  • Overly Prescriptive. If you’re working with a good agile coach s/he will provide sound advice, but ultimately tell you “…do what works best for you…” and encourage you to adopt the agile practices that are appropriate for your team and organization. Unfortunately, SAFe can be overly prescriptive in a number of areas that might force a coach steer a company the wrong direction. One example is use of Weighted Shortest Job First (WSJF) to prioritize work, as though this means of prioritization is somehow better than any other subjective means, like MoSCoW; another is the insistence that features can’t be swapped in our out during a program increment, forcing business stakeholders to wait as much as 6 months for a new feature to reach production. This is no better than well-managed waterfall.
    Fortunately, SAFe does encourage some degree of tailoring beyond essential SAFe. I hope the thought leaders behind SAFe keep this agile tradition of mixing, matching and optimizing practices within and across frameworks so that “best-of-breed” approaches can rise to the surface, while best-fit practices can be adopted by an organization when needed.
  • Culture Comes Last? I first heard this in presentation at Agile DC by Mike Cottmeyer from “Leading Agile” and I was so shocked that I peppered poor Mike with a few pointed questions before letting him move on. (Sorry, Mike, I still owe you a personal apology on this). According to SAFe teachings, cultural change comes last. Yet, experience has taught me that organizational culture must at least tolerate agile principles first before any agile framework can effectively take root. Consider, for example, an environment without trust among ART or even team members. This prevents transparency, which limits collaboration, innovation and empirical thinking, which in turn limits the ability to adapt, adjust and continuously improve. At this point, your organization may have multiple release trains going through the motions of SAFe, but you most definitely haven’t adopted agile. And it’s agility that brings the greatest successes to an organization, not any single framework or practice.

The Net

SAFe 4 has a number of improvements over SAFe 3 that make it more appealing than its predecessor and more likely to succeed in the largest organizations. I’m looking forward to injecting some of these into my coaching engagements where appropriate, as well as adjusting some of my existing practices so they are closer to (what is likely to become) industry standard. In short, SAFe is still the best framework for agile-in-the-large that I’ve seen.

Yet, for all but the largest of large organizations, four-level SAFe 4 at times feels over-thought and over-built. Because of this, we coaches must be judicious in how we advise our clients to implement SAFe to avoid over-complicating the implementation and putting success at significant risk.

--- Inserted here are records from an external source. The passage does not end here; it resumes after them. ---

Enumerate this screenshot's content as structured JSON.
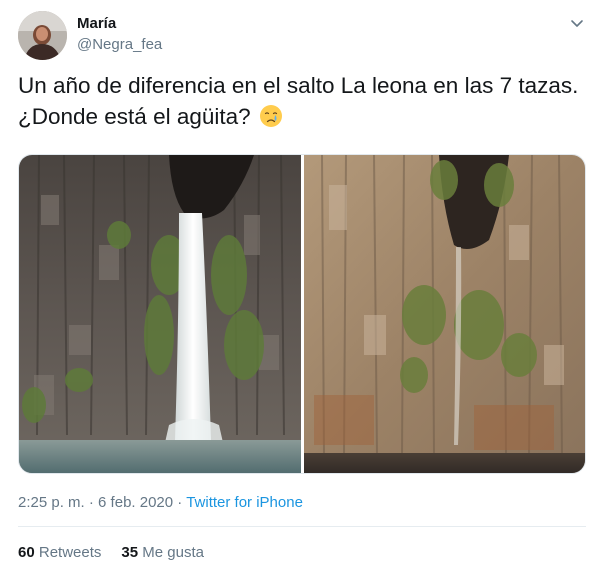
{
  "user": {
    "name": "María",
    "handle": "@Negra_fea"
  },
  "tweet": {
    "line1": "Un año de diferencia en el salto La leona en las 7 tazas.",
    "line2": "¿Donde está el agüita?",
    "emoji": "crying-face-emoji"
  },
  "media": {
    "left_photo": "waterfall-with-water",
    "right_photo": "waterfall-dry"
  },
  "meta": {
    "time": "2:25 p. m.",
    "separator": " · ",
    "date": "6 feb. 2020",
    "source": "Twitter for iPhone"
  },
  "stats": {
    "retweets_count": "60",
    "retweets_label": "Retweets",
    "likes_count": "35",
    "likes_label": "Me gusta"
  },
  "colors": {
    "text": "#14171a",
    "secondary": "#657786",
    "link": "#1b95e0",
    "divider": "#e6ecf0"
  }
}
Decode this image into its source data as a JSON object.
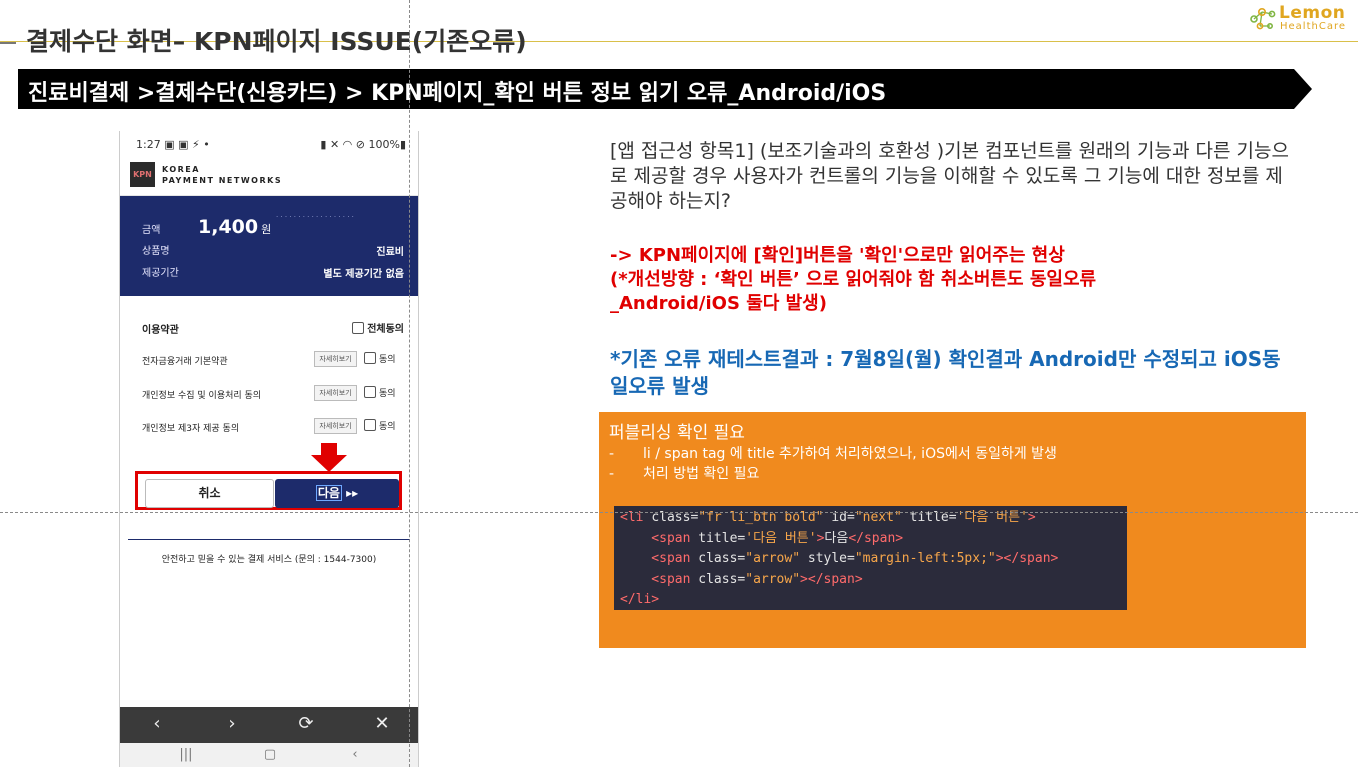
{
  "header": {
    "slide_title": "결제수단 화면– KPN페이지 ISSUE(기존오류)",
    "logo_name": "Lemon",
    "logo_sub": "HealthCare",
    "banner": "진료비결제 >결제수단(신용카드) > KPN페이지_확인 버튼 정보 읽기 오류_Android/iOS"
  },
  "phone": {
    "status_time": "1:27",
    "status_battery": "100%",
    "kpn_logo": "KPN",
    "kpn_name_line1": "KOREA",
    "kpn_name_line2": "PAYMENT NETWORKS",
    "amount_label": "금액",
    "amount_value": "1,400",
    "amount_unit": "원",
    "product_label": "상품명",
    "product_value": "진료비",
    "period_label": "제공기간",
    "period_value": "별도 제공기간 없음",
    "terms_title": "이용약관",
    "all_agree": "전체동의",
    "terms": [
      {
        "label": "전자금융거래 기본약관",
        "detail": "자세히보기",
        "agree": "동의"
      },
      {
        "label": "개인정보 수집 및 이용처리 동의",
        "detail": "자세히보기",
        "agree": "동의"
      },
      {
        "label": "개인정보 제3자 제공 동의",
        "detail": "자세히보기",
        "agree": "동의"
      }
    ],
    "cancel_label": "취소",
    "next_label": "다음",
    "next_arrows": "▸▸",
    "footer": "안전하고 믿을 수 있는 결제 서비스 (문의 : 1544-7300)"
  },
  "notes": {
    "para": "[앱 접근성 항목1] (보조기술과의 호환성 )기본 컴포넌트를 원래의 기능과 다른 기능으로 제공할 경우 사용자가 컨트롤의 기능을 이해할 수 있도록 그 기능에 대한 정보를 제공해야 하는지?",
    "red_line1": "-> KPN페이지에 [확인]버튼을 '확인'으로만 읽어주는 현상",
    "red_line2": "(*개선방향 : ‘확인 버튼’ 으로 읽어줘야 함 취소버튼도 동일오류",
    "red_line3": "_Android/iOS 둘다 발생)",
    "blue_note": "*기존 오류  재테스트결과  : 7월8일(월) 확인결과 Android만 수정되고 iOS동일오류 발생"
  },
  "publishing": {
    "title": "퍼블리싱 확인 필요",
    "bullet1": "li / span tag 에 title 추가하여 처리하였으나, iOS에서 동일하게 발생",
    "bullet2": "처리 방법 확인 필요",
    "code": {
      "l1_open": "<li ",
      "l1_attr1": "class=",
      "l1_val1": "\"fr li_btn bold\"",
      "l1_attr2": " id=",
      "l1_val2": "\"next\"",
      "l1_attr3": " title=",
      "l1_val3": "'다음 버튼'",
      "l1_close": ">",
      "l2_open": "    <span ",
      "l2_attr": "title=",
      "l2_val": "'다음 버튼'",
      "l2_mid": ">",
      "l2_text": "다음",
      "l2_close": "</span>",
      "l3_open": "    <span ",
      "l3_attr1": "class=",
      "l3_val1": "\"arrow\"",
      "l3_attr2": " style=",
      "l3_val2": "\"margin-left:5px;\"",
      "l3_close": "></span>",
      "l4_open": "    <span ",
      "l4_attr": "class=",
      "l4_val": "\"arrow\"",
      "l4_close": "></span>",
      "l5": "</li>"
    }
  },
  "colors": {
    "banner_bg": "#000000",
    "orange": "#f08a1e",
    "red": "#e00000",
    "blue": "#1768b4",
    "kpn_navy": "#1d2b6b"
  }
}
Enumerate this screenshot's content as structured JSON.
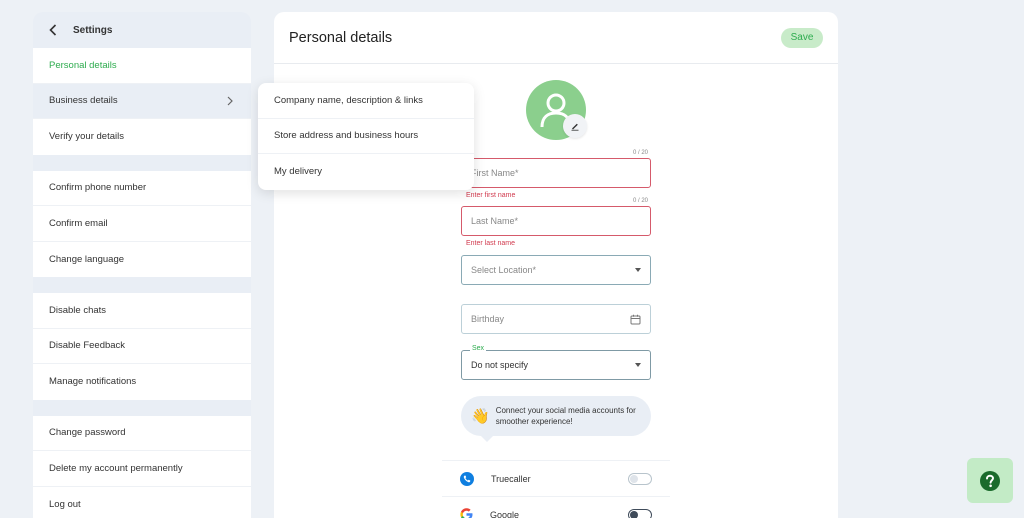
{
  "sidebar": {
    "header_title": "Settings",
    "groups": [
      [
        {
          "label": "Personal details"
        },
        {
          "label": "Business details"
        },
        {
          "label": "Verify your details"
        }
      ],
      [
        {
          "label": "Confirm phone number"
        },
        {
          "label": "Confirm email"
        },
        {
          "label": "Change language"
        }
      ],
      [
        {
          "label": "Disable chats"
        },
        {
          "label": "Disable Feedback"
        },
        {
          "label": "Manage notifications"
        }
      ],
      [
        {
          "label": "Change password"
        },
        {
          "label": "Delete my account permanently"
        },
        {
          "label": "Log out"
        }
      ]
    ]
  },
  "flyout": {
    "items": [
      {
        "label": "Company name, description & links"
      },
      {
        "label": "Store address and business hours"
      },
      {
        "label": "My delivery"
      }
    ]
  },
  "main": {
    "title": "Personal details",
    "save_label": "Save"
  },
  "form": {
    "first_name": {
      "placeholder": "First Name*",
      "counter": "0 / 20",
      "error": "Enter first name"
    },
    "last_name": {
      "placeholder": "Last Name*",
      "counter": "0 / 20",
      "error": "Enter last name"
    },
    "location": {
      "placeholder": "Select Location*"
    },
    "birthday": {
      "placeholder": "Birthday"
    },
    "sex": {
      "legend": "Sex",
      "value": "Do not specify"
    }
  },
  "social": {
    "prompt": "Connect your social media accounts for smoother experience!",
    "accounts": [
      {
        "label": "Truecaller"
      },
      {
        "label": "Google"
      }
    ]
  },
  "colors": {
    "accent": "#2eac4f",
    "error": "#d13a4e",
    "avatar": "#8bcf8d"
  }
}
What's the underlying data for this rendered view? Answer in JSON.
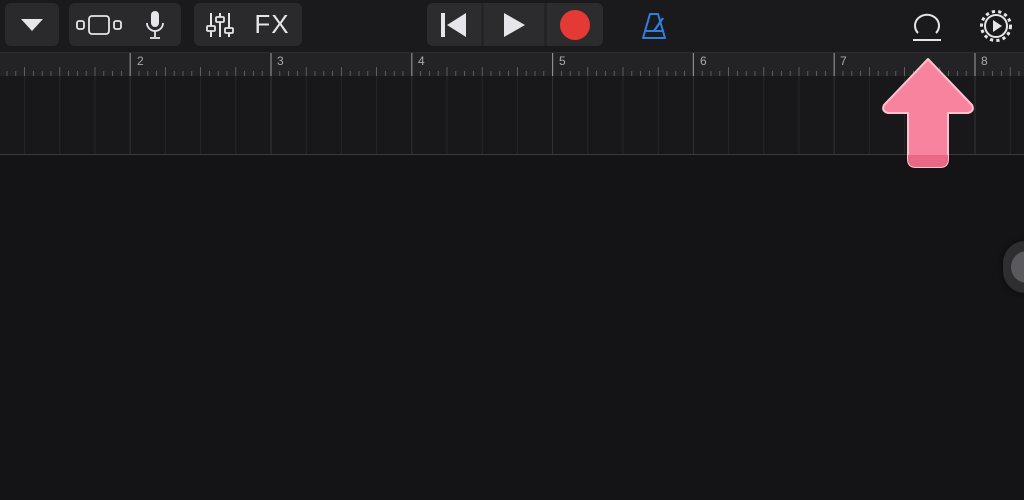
{
  "toolbar": {
    "fx_label": "FX",
    "record_color": "#e53935",
    "metronome_color": "#2f7fe0",
    "icons": [
      "tracks-dropdown-icon",
      "tracks-view-icon",
      "microphone-icon",
      "mixer-icon",
      "rewind-icon",
      "play-icon",
      "record-icon",
      "metronome-icon",
      "loop-browser-icon",
      "settings-icon"
    ]
  },
  "ruler": {
    "bar_numbers": [
      "2",
      "3",
      "4",
      "5",
      "6",
      "7",
      "8"
    ]
  },
  "annotation": {
    "arrow_color": "#f7839f"
  }
}
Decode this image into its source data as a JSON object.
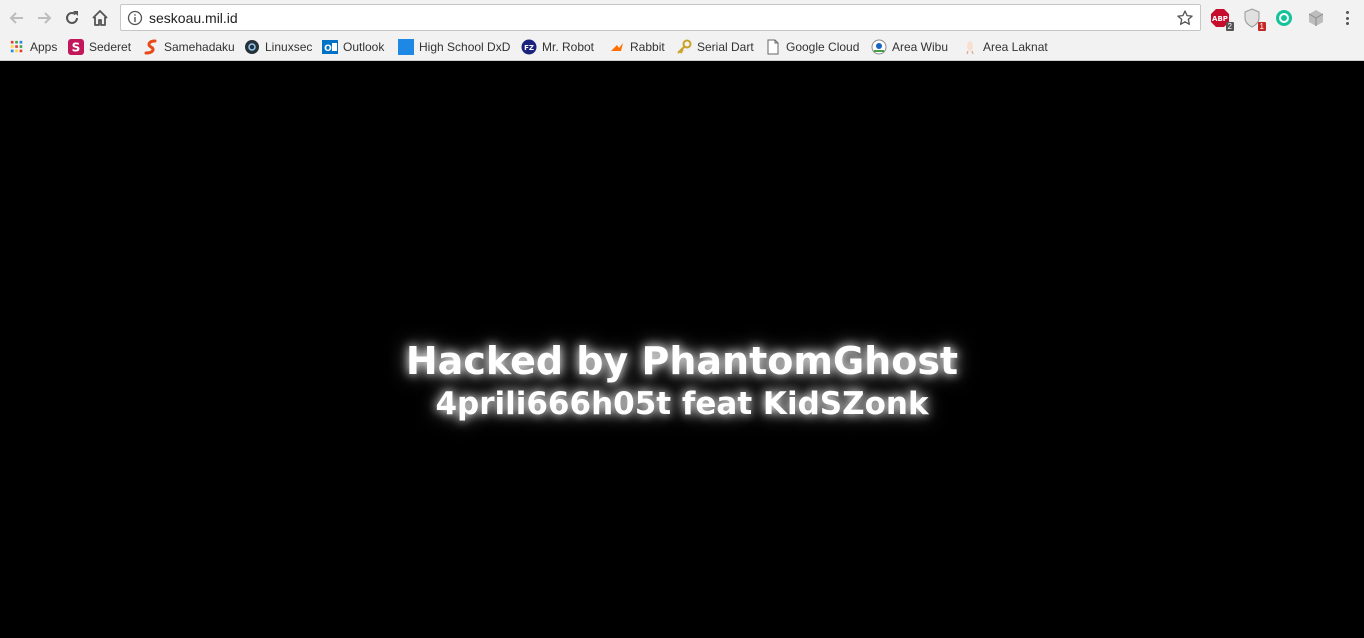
{
  "browser": {
    "url": "seskoau.mil.id",
    "extensions": [
      {
        "name": "adblock-plus",
        "badge": "2",
        "color": "#c70d2c"
      },
      {
        "name": "privacy-shield",
        "badge": "1",
        "color": "#999999"
      },
      {
        "name": "grammarly",
        "color": "#15c39a"
      },
      {
        "name": "extension-cube",
        "color": "#9e9e9e"
      }
    ]
  },
  "bookmarks": [
    {
      "label": "Apps",
      "icon": "apps-grid-icon"
    },
    {
      "label": "Sederet",
      "icon": "sederet-icon"
    },
    {
      "label": "Samehadaku",
      "icon": "samehadaku-icon"
    },
    {
      "label": "Linuxsec",
      "icon": "linuxsec-icon"
    },
    {
      "label": "Outlook",
      "icon": "outlook-icon"
    },
    {
      "label": "High School DxD",
      "icon": "blue-square-icon"
    },
    {
      "label": "Mr. Robot",
      "icon": "fz-icon"
    },
    {
      "label": "Rabbit",
      "icon": "rabbit-icon"
    },
    {
      "label": "Serial Dart",
      "icon": "key-icon"
    },
    {
      "label": "Google Cloud",
      "icon": "page-icon"
    },
    {
      "label": "Area Wibu",
      "icon": "wibu-icon"
    },
    {
      "label": "Area Laknat",
      "icon": "laknat-icon"
    }
  ],
  "page": {
    "line1": "Hacked by PhantomGhost",
    "line2": "4prili666h05t feat KidSZonk"
  },
  "colors": {
    "page_background": "#000000",
    "text": "#ffffff",
    "glow": "#ffffff"
  }
}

In addition, leadership at Scaled Agile should seriously consider doing some pruning and patching to SAFe 4 before moving on to SAFe 5. Much like the Rational Unified Process (RUP) software methodology, a predecessor to SAFe that fell out of favor in the last five to ten years, SAFe is becoming extremely complicated, making it more difficult to learn, teach, implement and follow. Unless the framework remains fundamentally simple and straightforward, notable failures are sure to rise just as the fad of SAFe adoption starts to taper, relegating SAFe to the innovation junk heap along with RUP — and if it fails badly enough, agile itself.

`